Homeless Death Statistics

Release

Health Commissioner Dr. Thomas Farley said, “The opioid crisis is both exacerbating the homelessness problem in Philadelphia and increasing the number of homeless people who die of drug overdoses. The health department is working with many other City agencies to reduce the number of people who become addicted and help those who are addicted – homeless or not – begin drug treatment.”

https://www.phila.gov/2019-12-19-opioid-crisis-fueling-increase-in-philadelphia-homeless-deaths/

Inquirer

And most deaths in the city’s homeless population were due to overdoses, Hersh said. That’s a sea change from just a few years ago. Between 2009 and 2015, about 37% of deaths among the homeless population were from overdoses. Between 2016 and 2018, overdoses accounted for 59% of such deaths.

By Aubrey Whelan

Philadelphia’s Opioid Crisis Compared to Pittsburgh

“We are having a targeted strategy in the same way that Allegheny County has,” said Thomas Farley, Philadelphia’s health commissioner, adding that his colleagues pay more attention to the nation’s biggest cities than to Pittsburgh.

“But we, for decades, have become this big heroin market. We’re a distribution site for a very broad area. That drug availability is going to make it harder for us.”

https://www.inquirer.com/health/opioid-addiction/opioid-overdoses-philadelphia-pittsburgh-naloxone-20191209.html

By Aubrey Whelan

Cocaine and Methamphetamines

“We still don’t have a full, complete understanding of stimulant use on the ground. There seem to be all kinds of mixed messages flying around,” said Kendra Viner, the opioid surveillance program manager for Philadelphia’s Public Health Department. “There definitely seems to be a disconnect between what people think they’re buying and what’s found in their toxicology if they die, or their drugs are tested. There are a lot of really dangerous cutting agents on the scene.”

https://www.inquirer.com/health/opioid-addiction/philadelphia-pennsylvania-meth-cocaine-stimulant-use-rising-20191001.html

By Aubrey Whelan

Overdose Hospitalization Report

“As the number of overdose deaths in Philadelphia dropped in 2018 from the 2017 watermark and naloxone became more prevalent in the community, we expect that the number of hospital admissions would go down; more people are surviving overdoses,” James Garrow, a spokesperson for Philadelphia’s health department, wrote in an email. “This is great news because it means that these folks have another chance to get into treatment.”

Still, he added, Philadelphia’s historically high overdose fatalities — 1,116 people died here in 2018, a rate higher than anywhere else in Pennsylvania — mean that it’s not surprising the city leads the state in hospitalizations.

https://www.inquirer.com/health/hospital-admissions-opioid-overdose-pennsylvania-20190918.html

By Aubrey Whelan

Naloxone Giveaway Days

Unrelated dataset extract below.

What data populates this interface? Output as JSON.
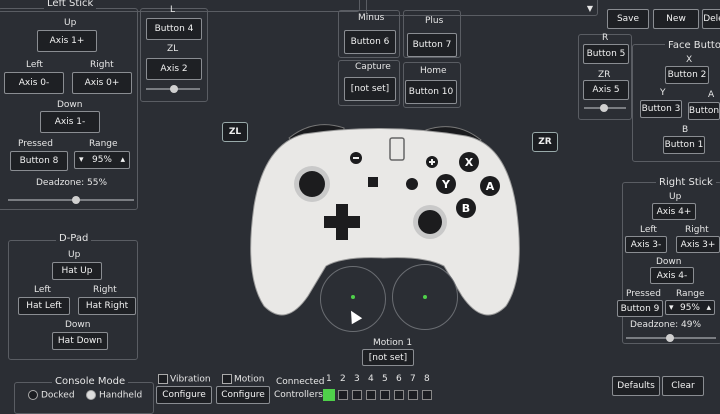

The City of Philadelphia, in response to an emergency that has taken the lives of thousands of Philadelphians, disrupted the lives of tens of thousands more, and affected the lives of each and every one of us, recognizes International Overdose Awareness Day. In honor of this day, and to save as many lives as possible, the Health Department will be holding a series of naloxone giveaway days in September. International Overdose Awareness Day is a global event held on August 31st every year that aims to raise awareness of overdose and reduce the stigma of a drug-related death.

https://www.phila.gov/2019-08-30-philadelphia-announces-free-naloxone-giveaway-days/